The reduced disclosure framework (FRS 101) allows groups reporting under International Financial Reporting Standards (IFRS) to have their subsidiaries report using the same recognition and measurement principles, but without the effort involved in complying with exhaustive IFRS disclosure requirements.
The reduced disclosure framework (RDF) option is equally useful for groups reporting under US GAAP.
At present, many groups have their subsidiaries report under UK GAAP to minimise the reporting costs involved with full IFRS compliance, even though this results in additional effort to adjust their statutory financial statements for group reporting purposes. Large organisations may also benefit from the use of shared service centres.
Iain Selfridge discusses some of the things to consider before deciding FRS 101, The Reduced Disclosure Framework (FRS 101) is right for you.
If you are interested in using FRS 101 - that’s the reduced disclosure framework - a couple of things that you should think about are that the great advantage for your subsidiaries is that you get to do the recognition and measurement under IFRS - like you do in your group - but you have vastly reduced disclosures. Also if you are in a US GAAP group it might still be relevant because it allows you to give less information in your subsidiary accounts and it would also allow you take away the need to report UK GAAP statutory accounts because you will be able to apply effectively your group reporting pack and use that to drive your statutory accounts.

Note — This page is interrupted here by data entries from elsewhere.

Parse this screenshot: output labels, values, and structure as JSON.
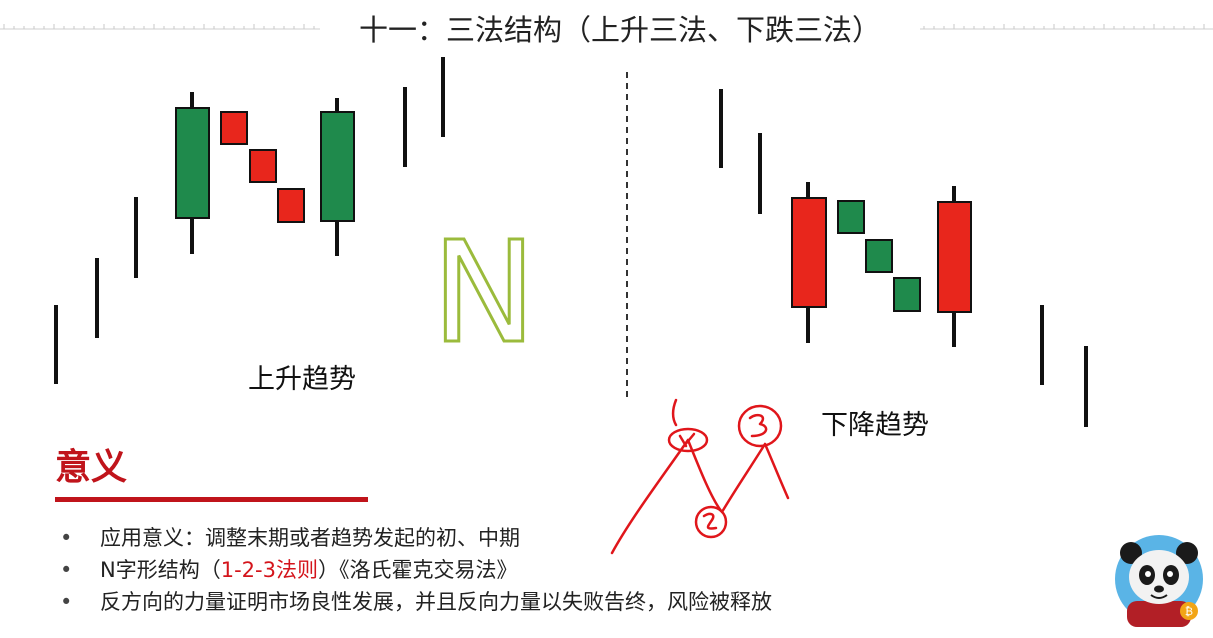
{
  "slide": {
    "title": "十一：三法结构（上升三法、下跌三法）"
  },
  "diagram": {
    "up_trend_label": "上升趋势",
    "down_trend_label": "下降趋势",
    "n_letter": "N",
    "colors": {
      "bull": "#1f8a4c",
      "bear": "#e8261c",
      "wick": "#111111",
      "n_letter": "#9bbb3c",
      "handwriting": "#e0161b"
    }
  },
  "meaning": {
    "heading": "意义",
    "bullet_symbol": "•",
    "bullets": {
      "b1": "应用意义：调整末期或者趋势发起的初、中期",
      "b2_pre": "N字形结构（",
      "b2_red": "1-2-3法则",
      "b2_post": "）《洛氏霍克交易法》",
      "b3": "反方向的力量证明市场良性发展，并且反向力量以失败告终，风险被释放"
    }
  },
  "colors": {
    "accent_red": "#c0141b",
    "text": "#222222"
  }
}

The group reporting has some flexibility now. You will be able to mix between the reduced disclosure framework of FRS 101 or the new UK GAAP of FRS 102. But there are some limitations in applying FRS 101. It only applies to separate accounts. You are not allowed to use it for consolidations – even if you prepare them voluntarily – and it isn’t suitable if you are actually looking to list your group or a subsidiary entity. You would have to use full IFRS for that, and there is a slight possibility that you might have lack of comparability with your peers if you choose a reduced disclosure framework and they use UK GAAP or full IFRS.
And if you are a financial institution, unfortunately you get slightly less relief because you have to give more discl0sures around IFRS 7 for your financial instruments. And then lastly, if you are currently on UK GAAP moving up to the RDF, which is the Reduced Disclosure Framework for IFRS, it might actually be a little bit more complex given that you are going to have to change your accounting as well as your disclosures.
FRS 101 introduces various disclosure exemptions. This means less onerous data requirements and reduced complexity compared to the requirements of full IFRS. Key disclosure exemptions include: cash flow statement, financial instruments (less relevant for financial institutions and entities with certain financial instruments held at fair value), business combinations, share-based payments, certain comparative information, certain related-party disclosures, key management compensation, impairments etc.
Entities that are not a financial institution (as defined in FRS 101) or that do not have certain financial instruments carried at fair value, are unlikely to incur significant impact from generating the disclosure information required under the RDF. As such, the transition is unlikely to result in major systems and process upgrades.
Financial institutions and entities with certain financial instruments held at fair value may find they are not impacted significantly, provided the parent entity is capable of generating any required new information centrally.